N’Diaye, who coached Senegal’s national team in 2008, was not wrong in his instincts, and he piloted the DR Congo side through to the last four, building their confidence as he went. Against JS Kabylie, a 3-1 victory and a goalless draw in Algeria were good enough to see the club through to their fifth Champions League final, where they were to meet Tunisian club Esperance, whom they had beaten once and lost against in the group stages. A 5-0 victory at home in Lubumbashi made the 1-1 draw in the return leg almost a formality, but that did not lessen the celebrations as Les Corbeaux (The Crows) not only became the first club in the history of African football to twice successfully defend the Champions Cup, they also earned themselves a spot at the FIFA Club World Cup.
For N’Diaye, being able to take a team to the biggest stage a club can perform on is like a dream come true. In last year’s competition in Abu Dhabi, the African team lost their opening match 2-1 to the Asian champions Pohang Steelers and then lost the play-off for fifth place to Oceania's representative Auckland City 3-2. N’Diaye, who replaced Frenchman Diego Garzitto, is determined to help the club improve this time around.
"We want to perform better than last year when we lost our two games,” the 54-year-old told African Football Media. “We are ambitious. Not only me because it is my first FIFA Club World Championship, but the players as well are driven to show the world how skilful and good they are."
Mazembe have been drawn to play against Mexican club Pachuca CF in the first round and N’Diaye believes it is a match they can win. "We have done some research on Pachuca, so we know them well. They are participating for the third time. ‘Appetite comes while eating,’ as we say in French. So it means we will target a victory for our first game."

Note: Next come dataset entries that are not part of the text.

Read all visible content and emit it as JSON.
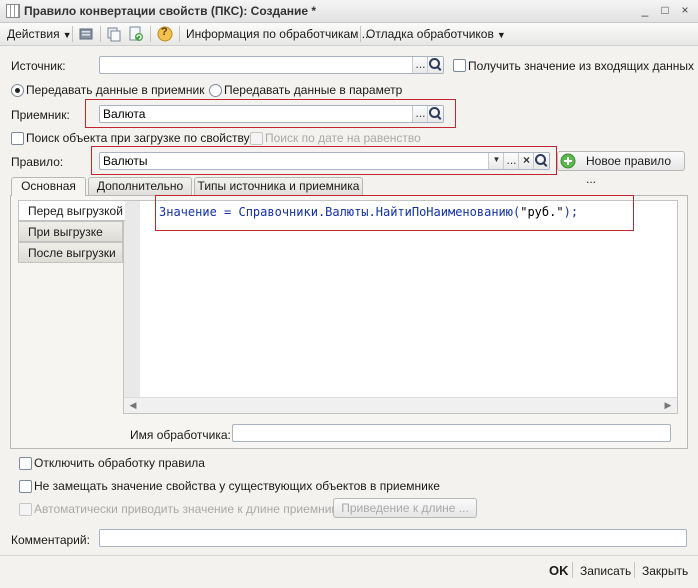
{
  "window": {
    "title": "Правило конвертации свойств (ПКС): Создание *",
    "buttons": [
      "_",
      "□",
      "×"
    ]
  },
  "toolbar": {
    "actions_label": "Действия",
    "help_glyph": "?",
    "handlers_info_label": "Информация по обработчикам ...",
    "debug_label": "Отладка обработчиков"
  },
  "form": {
    "source_label": "Источник:",
    "source_value": "",
    "get_from_incoming_label": "Получить значение из входящих данных",
    "pass_to_receiver_label": "Передавать данные в приемник",
    "pass_to_param_label": "Передавать данные в параметр",
    "receiver_label": "Приемник:",
    "receiver_value": "Валюта",
    "search_by_property_label": "Поиск объекта при загрузке по свойству",
    "search_by_date_label": "Поиск по дате на равенство",
    "rule_label": "Правило:",
    "rule_value": "Валюты",
    "new_rule_label": "Новое правило ...",
    "ellipsis": "...",
    "clear_glyph": "×",
    "dropdown_glyph": "▼"
  },
  "tabs": [
    {
      "label": "Основная",
      "active": true
    },
    {
      "label": "Дополнительно",
      "active": false
    },
    {
      "label": "Типы источника и приемника",
      "active": false
    }
  ],
  "handlers": [
    {
      "label": "Перед выгрузкой",
      "active": true
    },
    {
      "label": "При выгрузке",
      "active": false
    },
    {
      "label": "После выгрузки",
      "active": false
    }
  ],
  "editor": {
    "code_prefix": "Значение = Справочники.Валюты.НайтиПоНаименованию(",
    "code_string": "\"руб.\"",
    "code_suffix": ");"
  },
  "handler_name_label": "Имя обработчика:",
  "handler_name_value": "",
  "options": {
    "disable_rule_label": "Отключить обработку правила",
    "no_replace_label": "Не замещать значение свойства у существующих объектов в приемнике",
    "auto_cast_label": "Автоматически приводить значение к длине приемника",
    "cast_button_label": "Приведение к длине ..."
  },
  "comment_label": "Комментарий:",
  "comment_value": "",
  "footer": {
    "ok_label": "OK",
    "save_label": "Записать",
    "close_label": "Закрыть"
  },
  "colors": {
    "highlight_border": "#c0262d",
    "code_text": "#1432a6",
    "new_rule_icon": "#4caf3f"
  }
}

The chairman of the club is Congolese businessman and politician Moise Katumbi, who has spent a small fortune bringing the club back to its old glory days. His money means that N’Diaye can call on the best-possible preparations for the tournament in Abu Dhabi. "We will do everything to reach our goal, so we are training seriously, trust me,” said N’Diaye. “We already played a friendly against a Zambian side, and we won 1-0, and we might play an extra friendly in Abu Dhabi against a side there. But I also have to remember that my players are tired, some of them have played around 60 games this year since January. The season has been very long for them.”
A point to prove

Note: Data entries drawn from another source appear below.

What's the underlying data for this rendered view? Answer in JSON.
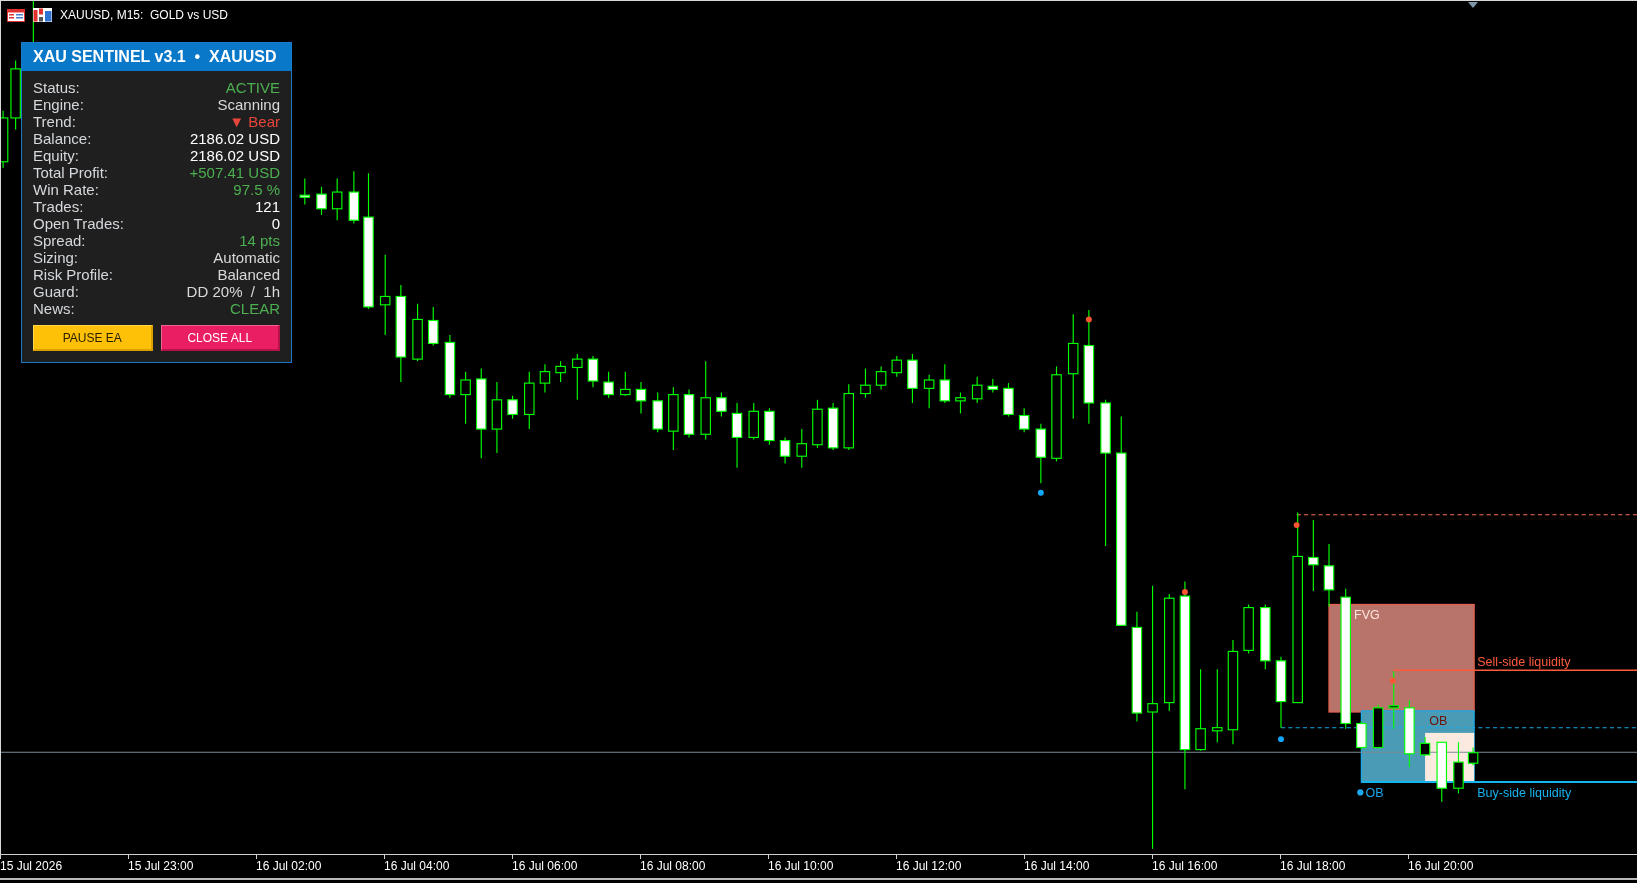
{
  "chart_header": {
    "title": "XAUUSD, M15:  GOLD vs USD"
  },
  "panel": {
    "title": "XAU SENTINEL v3.1  •  XAUUSD",
    "rows": [
      {
        "label": "Status:",
        "value": "ACTIVE",
        "color": "#4caf50"
      },
      {
        "label": "Engine:",
        "value": "Scanning",
        "color": "#d9d9d9"
      },
      {
        "label": "Trend:",
        "value": "▼ Bear",
        "color": "#e8453c"
      },
      {
        "label": "Balance:",
        "value": "2186.02 USD",
        "color": "#ffffff"
      },
      {
        "label": "Equity:",
        "value": "2186.02 USD",
        "color": "#ffffff"
      },
      {
        "label": "Total Profit:",
        "value": "+507.41 USD",
        "color": "#4caf50"
      },
      {
        "label": "Win Rate:",
        "value": "97.5 %",
        "color": "#4caf50"
      },
      {
        "label": "Trades:",
        "value": "121",
        "color": "#ffffff"
      },
      {
        "label": "Open Trades:",
        "value": "0",
        "color": "#ffffff"
      },
      {
        "label": "Spread:",
        "value": "14 pts",
        "color": "#4caf50"
      },
      {
        "label": "Sizing:",
        "value": "Automatic",
        "color": "#d9d9d9"
      },
      {
        "label": "Risk Profile:",
        "value": "Balanced",
        "color": "#d9d9d9"
      },
      {
        "label": "Guard:",
        "value": "DD 20%  /  1h",
        "color": "#d9d9d9"
      },
      {
        "label": "News:",
        "value": "CLEAR",
        "color": "#4caf50"
      }
    ],
    "buttons": [
      {
        "label": "PAUSE EA",
        "kind": "pause"
      },
      {
        "label": "CLOSE ALL",
        "kind": "close"
      }
    ]
  },
  "chart": {
    "zones": [
      {
        "label": "FVG",
        "kind": "fvg"
      },
      {
        "label": "OB",
        "kind": "demand"
      },
      {
        "label": "OB",
        "kind": "supply"
      }
    ],
    "liquidity": [
      {
        "label": "Sell-side liquidity",
        "kind": "sell"
      },
      {
        "label": "Buy-side liquidity",
        "kind": "buy"
      }
    ]
  },
  "time_axis": {
    "labels": [
      "15 Jul 2026",
      "15 Jul 23:00",
      "16 Jul 02:00",
      "16 Jul 04:00",
      "16 Jul 06:00",
      "16 Jul 08:00",
      "16 Jul 10:00",
      "16 Jul 12:00",
      "16 Jul 14:00",
      "16 Jul 16:00",
      "16 Jul 18:00",
      "16 Jul 20:00"
    ]
  }
}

One of the players who can look back on a long season is goalkeeper Robert Muteba Kidiaba, for whom the defeat of Esperance has opened up an opportunity to prove a point. Last year, in the game against Auckland, he was sent off midway through the first half for handling the ball outside the area. The 34-year-old knows that his playing days are nearing an end and he is grateful that he will once again have an opportunity to parade his skills on such a high level and hopefully perform some of the bottom-dragging celebrations that he is known for.
"I am looking forward to playing,” he explained. “Last year people remembered me because of the red card. This year I want them to remember me for my skill, not a sending off. Immediately after winning the Champions League we started preparing for the Club World Championship, and I think we can do much better this time around."
Africa's past performances in the competition have not been particularly impressive and only north African teams Al Ahly and Etoile du Sahel have managed to win a game at the showpiece of club football, with Al Ahly's third-place finish in 2006 being the continent’s best showing. "We want to win a game, and we will try our very best to make that happen. Not only for our own fans, but for Africa, because we will be representing Africa in Abu Dhabi," Kidiaba said.